--- About this exercise ---
Leave out the pictures, and retype the remaining data exactly.

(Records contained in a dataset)
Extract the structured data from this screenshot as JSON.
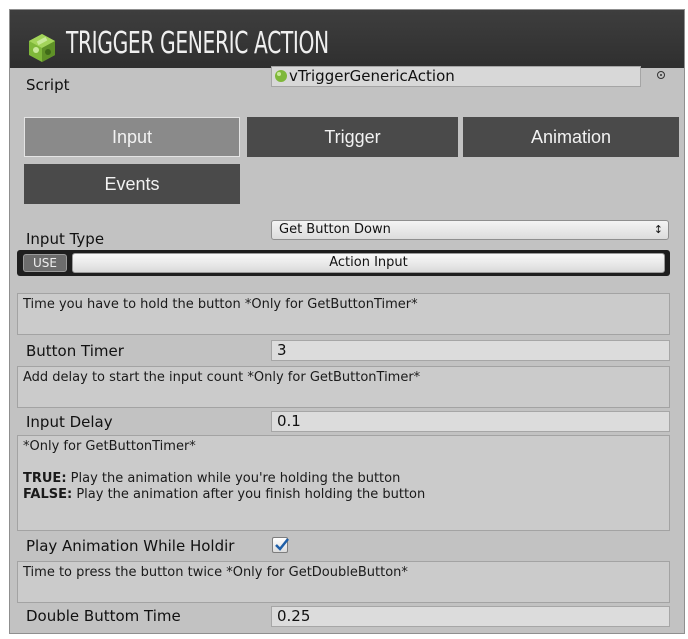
{
  "header": {
    "title": "TRIGGER GENERIC ACTION"
  },
  "script": {
    "label": "Script",
    "value": "vTriggerGenericAction"
  },
  "tabs": [
    {
      "label": "Input",
      "active": true
    },
    {
      "label": "Trigger",
      "active": false
    },
    {
      "label": "Animation",
      "active": false
    },
    {
      "label": "Events",
      "active": false
    }
  ],
  "input_type": {
    "label": "Input Type",
    "value": "Get Button Down",
    "arrows": "↕"
  },
  "action_input": {
    "badge": "USE",
    "label": "Action Input"
  },
  "help": {
    "hold_time": "Time you have to hold the button *Only for GetButtonTimer*",
    "input_delay": "Add delay to start the input count *Only for GetButtonTimer*",
    "play_anim_title": "*Only for GetButtonTimer*",
    "true_label": "TRUE:",
    "true_text": " Play the animation while you're holding the button",
    "false_label": "FALSE:",
    "false_text": " Play the animation after you finish holding the button",
    "double_press": "Time to press the button twice *Only for GetDoubleButton*"
  },
  "fields": {
    "button_timer": {
      "label": "Button Timer",
      "value": "3"
    },
    "input_delay": {
      "label": "Input Delay",
      "value": "0.1"
    },
    "play_anim": {
      "label": "Play Animation While Holdir",
      "checked": true
    },
    "double_time": {
      "label": "Double Buttom Time",
      "value": "0.25"
    }
  },
  "colors": {
    "header_bg": "#353535",
    "panel_bg": "#c2c2c2",
    "tab_bg": "#4a4a4a",
    "tab_active_bg": "#8a8a8a",
    "logo_green": "#8dc63f"
  }
}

--- Written reply ---
Extract the structured data from this screenshot as JSON.
{
  "header": {
    "title": "TRIGGER GENERIC ACTION"
  },
  "script": {
    "label": "Script",
    "value": "vTriggerGenericAction"
  },
  "tabs": [
    {
      "label": "Input",
      "active": true
    },
    {
      "label": "Trigger",
      "active": false
    },
    {
      "label": "Animation",
      "active": false
    },
    {
      "label": "Events",
      "active": false
    }
  ],
  "input_type": {
    "label": "Input Type",
    "value": "Get Button Down",
    "arrows": "↕"
  },
  "action_input": {
    "badge": "USE",
    "label": "Action Input"
  },
  "help": {
    "hold_time": "Time you have to hold the button *Only for GetButtonTimer*",
    "input_delay": "Add delay to start the input count *Only for GetButtonTimer*",
    "play_anim_title": "*Only for GetButtonTimer*",
    "true_label": "TRUE:",
    "true_text": " Play the animation while you're holding the button",
    "false_label": "FALSE:",
    "false_text": " Play the animation after you finish holding the button",
    "double_press": "Time to press the button twice *Only for GetDoubleButton*"
  },
  "fields": {
    "button_timer": {
      "label": "Button Timer",
      "value": "3"
    },
    "input_delay": {
      "label": "Input Delay",
      "value": "0.1"
    },
    "play_anim": {
      "label": "Play Animation While Holdir",
      "checked": true
    },
    "double_time": {
      "label": "Double Buttom Time",
      "value": "0.25"
    }
  },
  "colors": {
    "header_bg": "#353535",
    "panel_bg": "#c2c2c2",
    "tab_bg": "#4a4a4a",
    "tab_active_bg": "#8a8a8a",
    "logo_green": "#8dc63f"
  }
}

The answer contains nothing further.